The short 5.4 reminded me of Henry II’s words about Becket in A Man for All Seasons: “will no one rid me of this troublesome priest?” Did Robert Bolt take the words from Shakespeare?
In 5.5 I was surprised that Richard had the physical strength to kill two men — I imagined him as physically frail, even slightly effeminate. I guess not.
5.6 makes a strange finale. It opens with “the latest news” that the conspirators have burned Cirencester, though it is not known yet whether they were taken or slain. Then we get a rapid succession of entrances of Henry’s allies. The conspirators have been both taken and slain, and one set of heads has been sent to London, and then another entrance and another set of heads, then a third entrance but this time Henry commutes the sentence of Carlisle to banishment. (An echo of Act 1, in which Mowbray was banished.) And finally a fourth entrance — can you stage this without falling into comedy, almost into farce? This time it’s Exton, who brings a coffin with him! But this time Henry disowns the murderer: “Though I did wish him dead,/ I hate the murtherer, love [Richard] murthered.” This recalls the earlier report in Act 1 that Gloucester was murdered at the instruction or at least the implicit OK from Richard, though Richard disclaims responsibility. And Exton is banished, another echo of Act 1.
Henry does not explicitly concede his responsibility for Richard’s murder. On the one hand he “mourns” and “laments” Richard’s death.
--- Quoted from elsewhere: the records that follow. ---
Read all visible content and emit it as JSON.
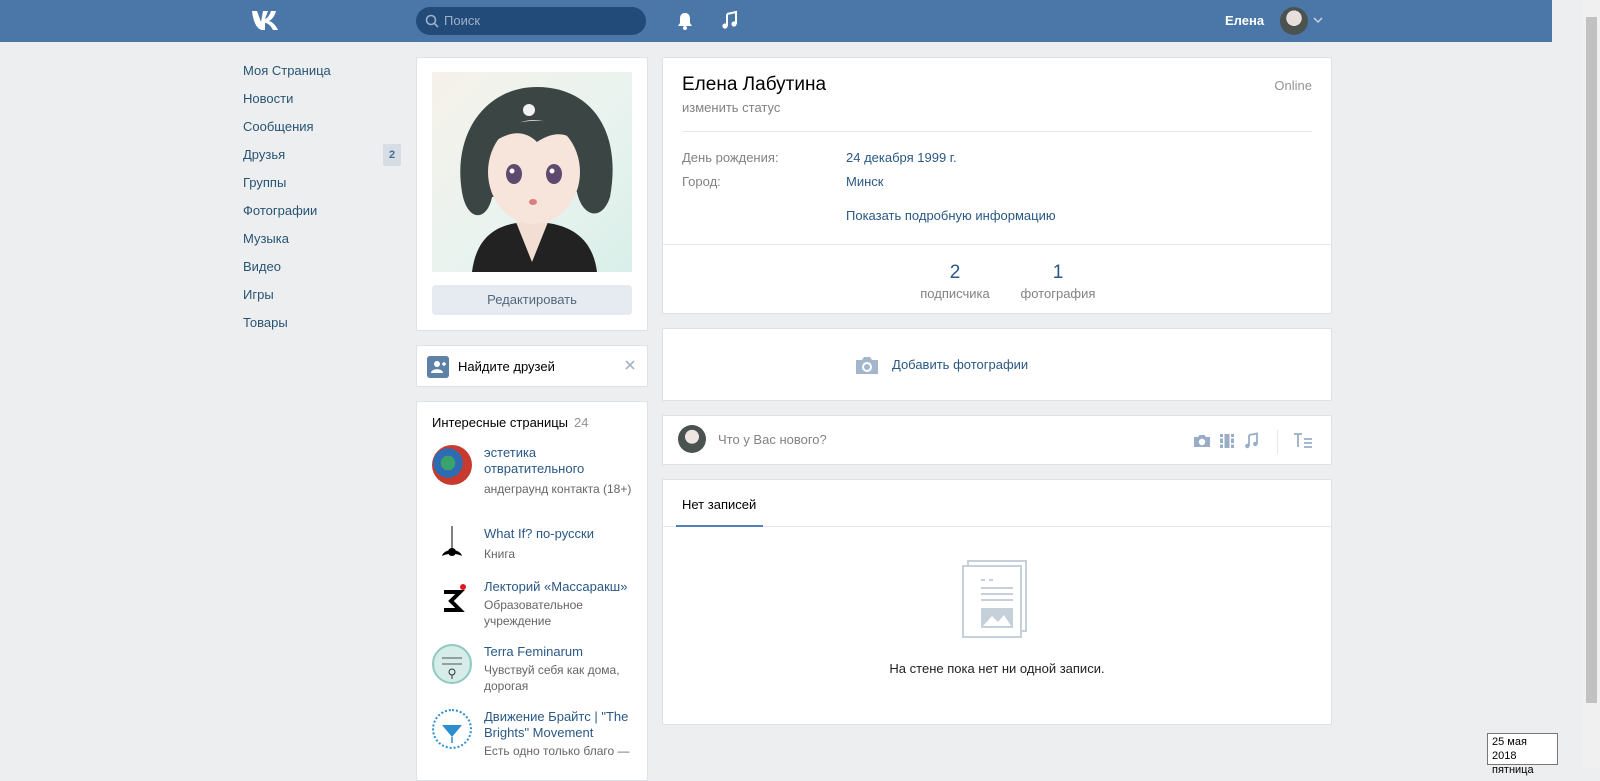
{
  "header": {
    "search_placeholder": "Поиск",
    "user_name": "Елена"
  },
  "nav": {
    "items": [
      {
        "label": "Моя Страница"
      },
      {
        "label": "Новости"
      },
      {
        "label": "Сообщения"
      },
      {
        "label": "Друзья",
        "badge": "2"
      },
      {
        "label": "Группы"
      },
      {
        "label": "Фотографии"
      },
      {
        "label": "Музыка"
      },
      {
        "label": "Видео"
      },
      {
        "label": "Игры"
      },
      {
        "label": "Товары"
      }
    ]
  },
  "avatar_card": {
    "edit_label": "Редактировать"
  },
  "find_friends": {
    "label": "Найдите друзей"
  },
  "interesting_pages": {
    "title": "Интересные страницы",
    "count": "24",
    "items": [
      {
        "name": "эстетика отвратительного",
        "subtitle": "андеграунд контакта (18+)"
      },
      {
        "name": "What If? по-русски",
        "subtitle": "Книга"
      },
      {
        "name": "Лекторий «Массаракш»",
        "subtitle": "Образовательное учреждение"
      },
      {
        "name": "Terra Feminarum",
        "subtitle": "Чувствуй себя как дома, дорогая"
      },
      {
        "name": "Движение Брайтс | \"The Brights\" Movement",
        "subtitle": "Есть одно только благо —"
      }
    ]
  },
  "profile": {
    "name": "Елена Лабутина",
    "status": "изменить статус",
    "online": "Online",
    "birthday_label": "День рождения:",
    "birthday_value": "24 декабря 1999 г.",
    "city_label": "Город:",
    "city_value": "Минск",
    "more_info": "Показать подробную информацию",
    "counters": [
      {
        "number": "2",
        "label": "подписчика"
      },
      {
        "number": "1",
        "label": "фотография"
      }
    ]
  },
  "photos": {
    "add_label": "Добавить фотографии"
  },
  "post": {
    "placeholder": "Что у Вас нового?"
  },
  "wall": {
    "tab_label": "Нет записей",
    "empty_text": "На стене пока нет ни одной записи."
  },
  "tooltip": {
    "date": "25 мая 2018",
    "weekday": "пятница"
  },
  "colors": {
    "header": "#4a76a8",
    "link": "#2a5885",
    "background": "#edeef0"
  }
}
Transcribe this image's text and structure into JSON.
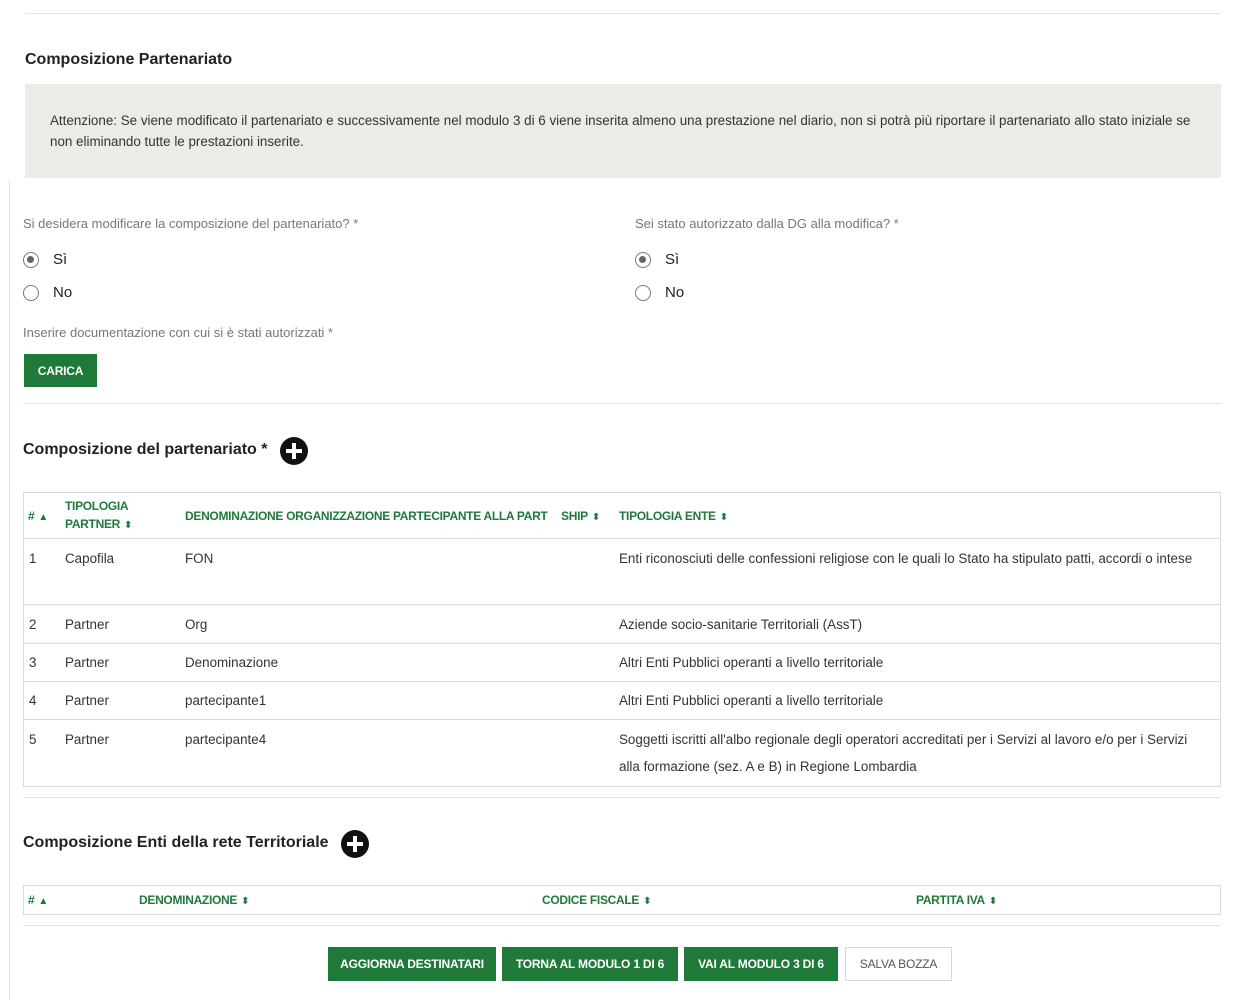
{
  "section_title": "Composizione Partenariato",
  "alert_text": "Attenzione: Se viene modificato il partenariato e successivamente nel modulo 3 di 6 viene inserita almeno una prestazione nel diario, non si potrà più riportare il partenariato allo stato iniziale se non eliminando tutte le prestazioni inserite.",
  "question_modify": {
    "label": "Si desidera modificare la composizione del partenariato? *",
    "options": [
      {
        "label": "Sì",
        "checked": true
      },
      {
        "label": "No",
        "checked": false
      }
    ]
  },
  "question_authorized": {
    "label": "Sei stato autorizzato dalla DG alla modifica? *",
    "options": [
      {
        "label": "Sì",
        "checked": true
      },
      {
        "label": "No",
        "checked": false
      }
    ]
  },
  "upload": {
    "label": "Inserire documentazione con cui si è stati autorizzati *",
    "button": "CARICA"
  },
  "partnership": {
    "title": "Composizione del partenariato *",
    "headers": {
      "num": "#",
      "tipologia_partner_1": "TIPOLOGIA",
      "tipologia_partner_2": "PARTNER",
      "denominazione": "DENOMINAZIONE ORGANIZZAZIONE PARTECIPANTE ALLA PART",
      "ship": "SHIP",
      "tipologia_ente": "TIPOLOGIA ENTE"
    },
    "rows": [
      {
        "num": "1",
        "tipo": "Capofila",
        "den": "FON",
        "ente": "Enti riconosciuti delle confessioni religiose con le quali lo Stato ha stipulato patti, accordi o intese",
        "ente2": ""
      },
      {
        "num": "2",
        "tipo": "Partner",
        "den": "Org",
        "ente": "Aziende socio-sanitarie Territoriali (AssT)",
        "ente2": ""
      },
      {
        "num": "3",
        "tipo": "Partner",
        "den": "Denominazione",
        "ente": "Altri Enti Pubblici operanti a livello territoriale",
        "ente2": ""
      },
      {
        "num": "4",
        "tipo": "Partner",
        "den": "partecipante1",
        "ente": "Altri Enti Pubblici operanti a livello territoriale",
        "ente2": ""
      },
      {
        "num": "5",
        "tipo": "Partner",
        "den": "partecipante4",
        "ente": "Soggetti iscritti all'albo regionale degli operatori accreditati per i Servizi al lavoro e/o per i Servizi",
        "ente2": "alla formazione (sez. A e B) in Regione Lombardia"
      }
    ]
  },
  "network": {
    "title": "Composizione Enti della rete Territoriale",
    "headers": {
      "num": "#",
      "denominazione": "DENOMINAZIONE",
      "codice_fiscale": "CODICE FISCALE",
      "partita_iva": "PARTITA IVA"
    }
  },
  "footer_buttons": {
    "aggiorna": "AGGIORNA DESTINATARI",
    "torna": "TORNA AL MODULO 1 DI 6",
    "vai": "VAI AL MODULO 3 DI 6",
    "salva": "SALVA BOZZA"
  },
  "colors": {
    "accent": "#1f7a3a",
    "alert_bg": "#ecebe6"
  }
}
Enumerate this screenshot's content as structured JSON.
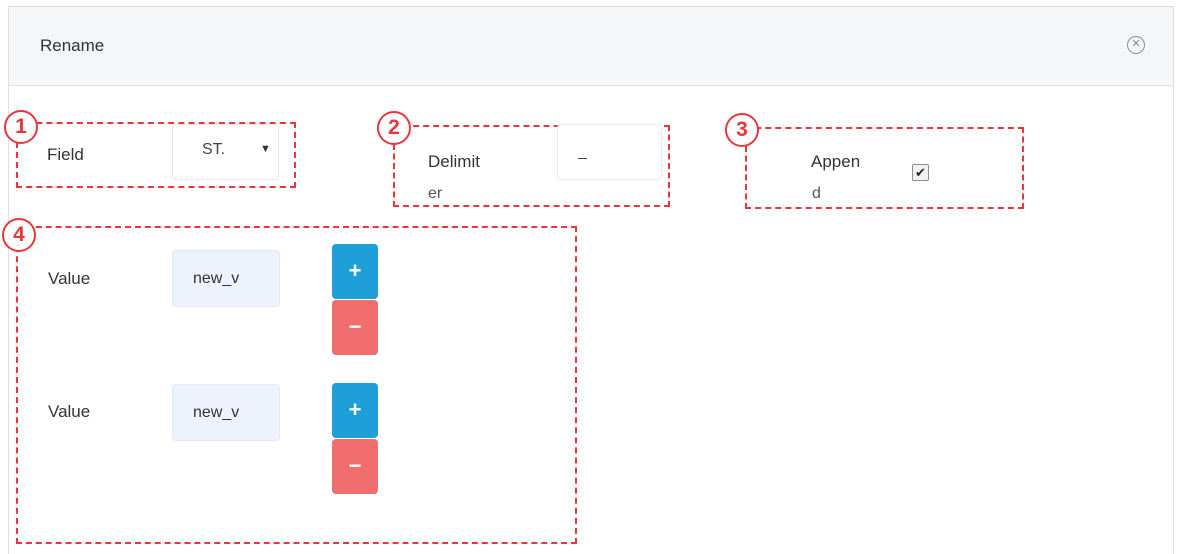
{
  "dialog": {
    "title": "Rename",
    "close_icon": "circle-x-icon",
    "close_glyph": "✕"
  },
  "markers": [
    "1",
    "2",
    "3",
    "4"
  ],
  "field": {
    "label": "Field",
    "selected": "ST.",
    "caret": "▼"
  },
  "delimiter": {
    "label_line1": "Delimit",
    "label_line2": "er",
    "value": "_"
  },
  "append": {
    "label_line1": "Appen",
    "label_line2": "d",
    "checked": true,
    "check_glyph": "✔"
  },
  "values": [
    {
      "label": "Value",
      "value": "new_v",
      "add_label": "+",
      "remove_label": "−"
    },
    {
      "label": "Value",
      "value": "new_v",
      "add_label": "+",
      "remove_label": "−"
    }
  ],
  "colors": {
    "annotation": "#e8363c",
    "add_button": "#1e9fd8",
    "remove_button": "#f16e6e",
    "value_input_bg": "#eef2fd"
  }
}
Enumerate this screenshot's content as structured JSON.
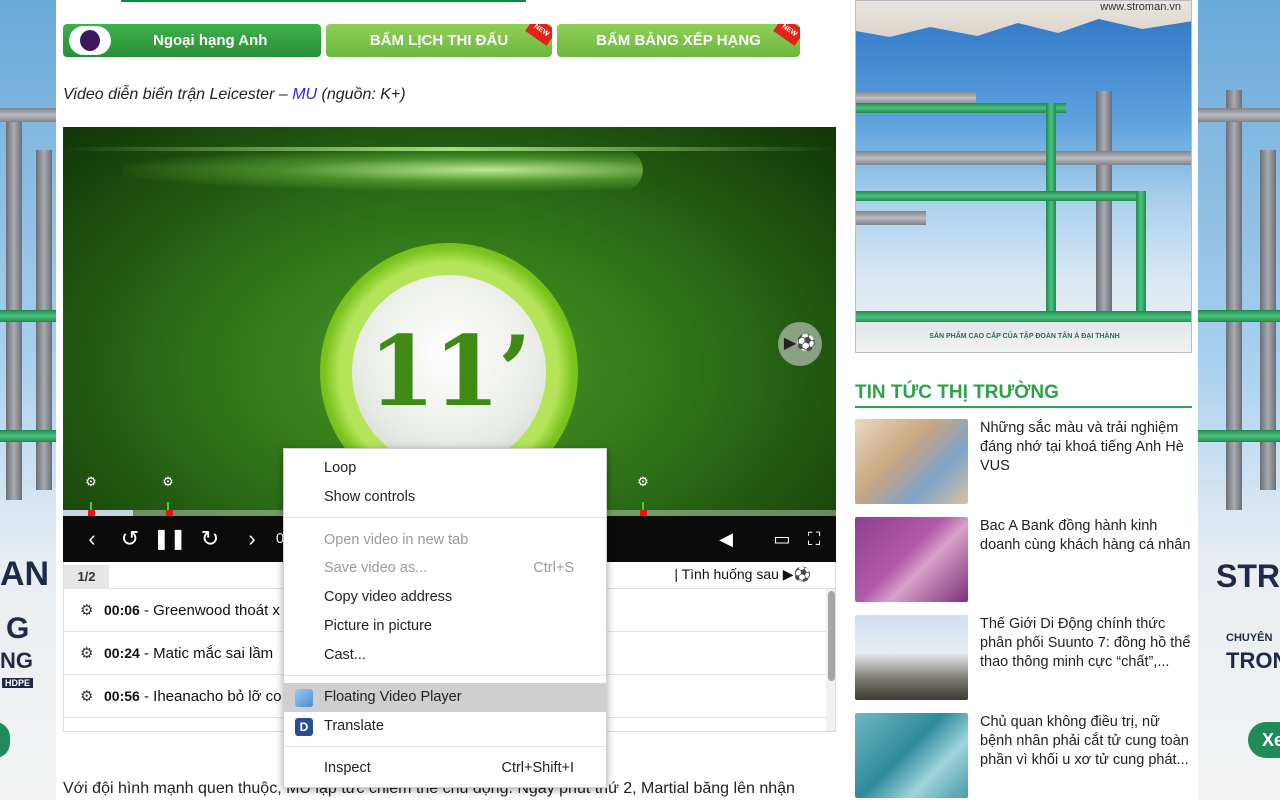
{
  "nav_buttons": {
    "premier_league": "Ngoại hạng Anh",
    "schedule": "BẤM LỊCH THI ĐẤU",
    "standings": "BẤM BẢNG XẾP HẠNG",
    "new_badge": "NEW"
  },
  "caption": {
    "prefix": "Video diễn biến trận Leicester – ",
    "link": "MU",
    "suffix": " (nguồn: K+)"
  },
  "video": {
    "minute_display": "11’",
    "time_fragment": "0"
  },
  "events": {
    "page": "1/2",
    "next_label": "Tình huống sau",
    "rows": [
      {
        "time": "00:06",
        "text": "Greenwood thoát x"
      },
      {
        "time": "00:24",
        "text": "Matic mắc sai lầm"
      },
      {
        "time": "00:56",
        "text": "Iheanacho bỏ lỡ co"
      }
    ]
  },
  "context_menu": {
    "items": [
      {
        "label": "Loop",
        "disabled": false
      },
      {
        "label": "Show controls",
        "disabled": false
      },
      {
        "label": "Open video in new tab",
        "disabled": true
      },
      {
        "label": "Save video as...",
        "disabled": true,
        "shortcut": "Ctrl+S"
      },
      {
        "label": "Copy video address",
        "disabled": false
      },
      {
        "label": "Picture in picture",
        "disabled": false
      },
      {
        "label": "Cast...",
        "disabled": false
      },
      {
        "label": "Floating Video Player",
        "disabled": false,
        "highlighted": true
      },
      {
        "label": "Translate",
        "disabled": false
      },
      {
        "label": "Inspect",
        "disabled": false,
        "shortcut": "Ctrl+Shift+I"
      }
    ]
  },
  "paragraph": "Với đội hình mạnh quen thuộc, MU lập tức chiếm thế chủ động. Ngay phút thứ 2, Martial băng lên nhận",
  "right_ad": {
    "site": "www.stroman.vn",
    "footer": "SẢN PHẨM CAO CẤP CỦA TẬP ĐOÀN TÂN Á ĐẠI THÀNH"
  },
  "news": {
    "title": "TIN TỨC THỊ TRƯỜNG",
    "items": [
      {
        "text": "Những sắc màu và trải nghiệm đáng nhớ tại khoá tiếng Anh Hè VUS"
      },
      {
        "text": "Bac A Bank đồng hành kinh doanh cùng khách hàng cá nhân"
      },
      {
        "text": "Thế Giới Di Động chính thức phân phối Suunto 7: đồng hồ thể thao thông minh cực “chất”,..."
      },
      {
        "text": "Chủ quan không điều trị, nữ bệnh nhân phải cắt tử cung toàn phần vì khối u xơ tử cung phát..."
      }
    ]
  },
  "side_ads": {
    "left_lines": [
      "AN",
      "G",
      "NG",
      "HDPE"
    ],
    "right_lines": [
      "STR",
      "CHUYÊN",
      "TRON",
      "Xe"
    ]
  },
  "colors": {
    "accent_green": "#2aa34b",
    "link_blue": "#2a2ae0",
    "event_marker_red": "#ee1111"
  }
}
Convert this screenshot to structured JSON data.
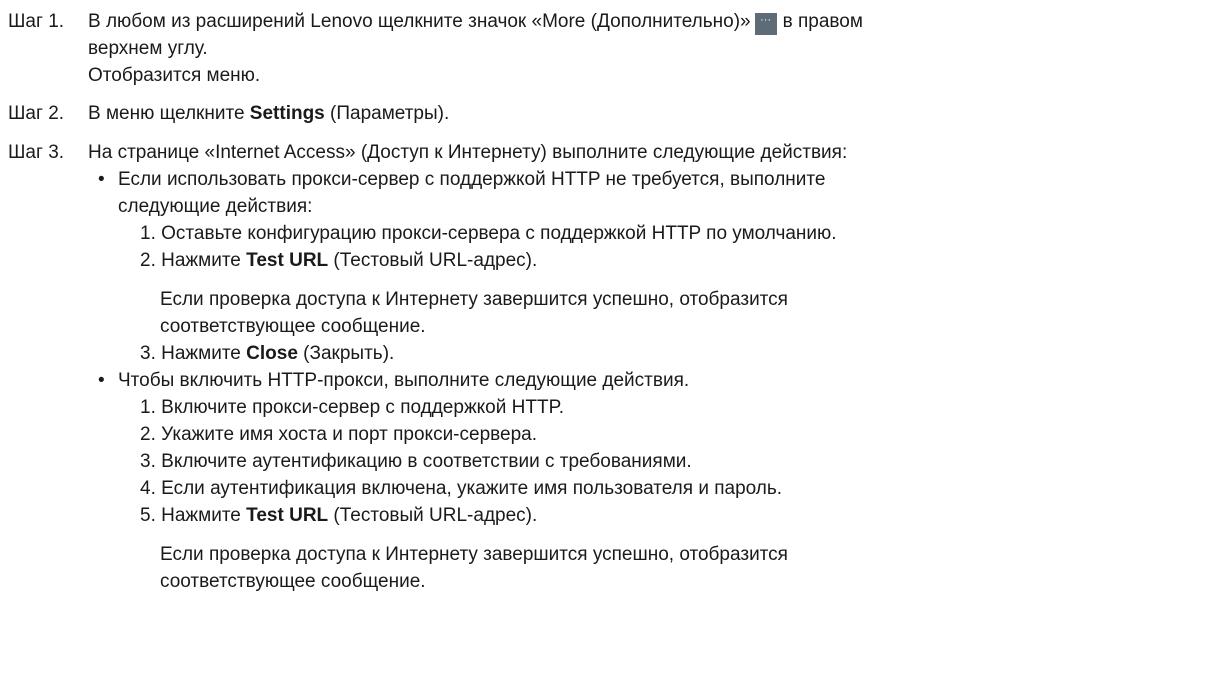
{
  "steps": [
    {
      "label": "Шаг 1.",
      "line1_before_icon": "В любом из расширений Lenovo щелкните значок «More (Дополнительно)»",
      "line1_after_icon": "в правом",
      "line2": "верхнем углу.",
      "line3": "Отобразится меню."
    },
    {
      "label": "Шаг 2.",
      "text_before": "В меню щелкните ",
      "bold": "Settings",
      "text_after": " (Параметры)."
    },
    {
      "label": "Шаг 3.",
      "text": "На странице «Internet Access» (Доступ к Интернету) выполните следующие действия:",
      "bullets": [
        {
          "line1": "Если использовать прокси-сервер с поддержкой HTTP не требуется, выполните",
          "line2": "следующие действия:",
          "items": [
            {
              "num": "1.",
              "text": "Оставьте конфигурацию прокси-сервера с поддержкой HTTP по умолчанию."
            },
            {
              "num": "2.",
              "text_before": "Нажмите ",
              "bold": "Test URL",
              "text_after": " (Тестовый URL-адрес)."
            },
            {
              "num": "3.",
              "text_before": "Нажмите ",
              "bold": "Close",
              "text_after": " (Закрыть)."
            }
          ],
          "note_line1": "Если проверка доступа к Интернету завершится успешно, отобразится",
          "note_line2": "соответствующее сообщение."
        },
        {
          "line1": "Чтобы включить HTTP-прокси, выполните следующие действия.",
          "items": [
            {
              "num": "1.",
              "text": "Включите прокси-сервер с поддержкой HTTP."
            },
            {
              "num": "2.",
              "text": "Укажите имя хоста и порт прокси-сервера."
            },
            {
              "num": "3.",
              "text": "Включите аутентификацию в соответствии с требованиями."
            },
            {
              "num": "4.",
              "text": "Если аутентификация включена, укажите имя пользователя и пароль."
            },
            {
              "num": "5.",
              "text_before": "Нажмите ",
              "bold": "Test URL",
              "text_after": " (Тестовый URL-адрес)."
            }
          ],
          "note_line1": "Если проверка доступа к Интернету завершится успешно, отобразится",
          "note_line2": "соответствующее сообщение."
        }
      ]
    }
  ],
  "icon": {
    "name": "more-icon",
    "glyph": "···",
    "background": "#5e6b78"
  }
}
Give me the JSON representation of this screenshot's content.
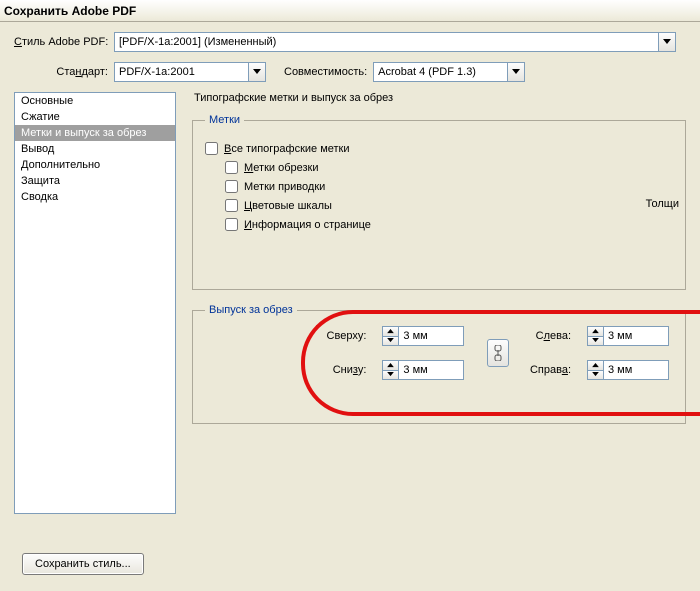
{
  "window_title": "Сохранить Adobe PDF",
  "style_row": {
    "label": "Стиль Adobe PDF:",
    "label_underline": "С",
    "value": "[PDF/X-1a:2001] (Измененный)"
  },
  "standard_row": {
    "label": "Стандарт:",
    "label_underline": "н",
    "value": "PDF/X-1a:2001"
  },
  "compat_row": {
    "label": "Совместимость:",
    "value": "Acrobat 4 (PDF 1.3)"
  },
  "sidebar": {
    "items": [
      "Основные",
      "Сжатие",
      "Метки и выпуск за обрез",
      "Вывод",
      "Дополнительно",
      "Защита",
      "Сводка"
    ],
    "selected_index": 2
  },
  "content": {
    "title": "Типографские метки и выпуск за обрез",
    "marks_group": {
      "legend": "Метки",
      "all": "Все типографские метки",
      "items": [
        "Метки обрезки",
        "Метки приводки",
        "Цветовые шкалы",
        "Информация о странице"
      ],
      "cutoff_right": "Толщи"
    },
    "bleed_group": {
      "legend": "Выпуск за обрез",
      "top_label": "Сверху:",
      "bottom_label": "Снизу:",
      "left_label": "Слева:",
      "right_label": "Справа:",
      "value": "3 мм"
    }
  },
  "save_style_button": "Сохранить стиль..."
}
On the other he admits “guilt,” promising a trip to the Holy Land (which was Mowbray’s destination in Act 1) “To wash this blood off from my guilty hand.” That makes a very downbeat ending for the play: a king is dead, and his successor acknowledges some role in his death. Do all these echoes of Act 1 suggest that England is in for another cycle of violence and rebellion?
I suppose I mean something different from real comedy in my “almost comic,” more like something absurd, darkly so, when they run out of gages to throw down; the fact the it’s “another lord” who participates in the gage throwing seems to add to the absurdity. Similarly, the quarrel of the Yorks has the dark side both of Aumerle’s filial relation and the duke’s former loyalty to Richard behind it, as they both insist on kneeling before Bolingbroke.
I think the line that comes in A Man for All Seasons was originally attributed, in some form, perhaps not so cogently phrased, to Henry II by a biographer, perhaps of Becket. It seems to have a long history.
Yes, I was also thinking “absurd” or “black comedy.” Are there similar Elizabethan plays?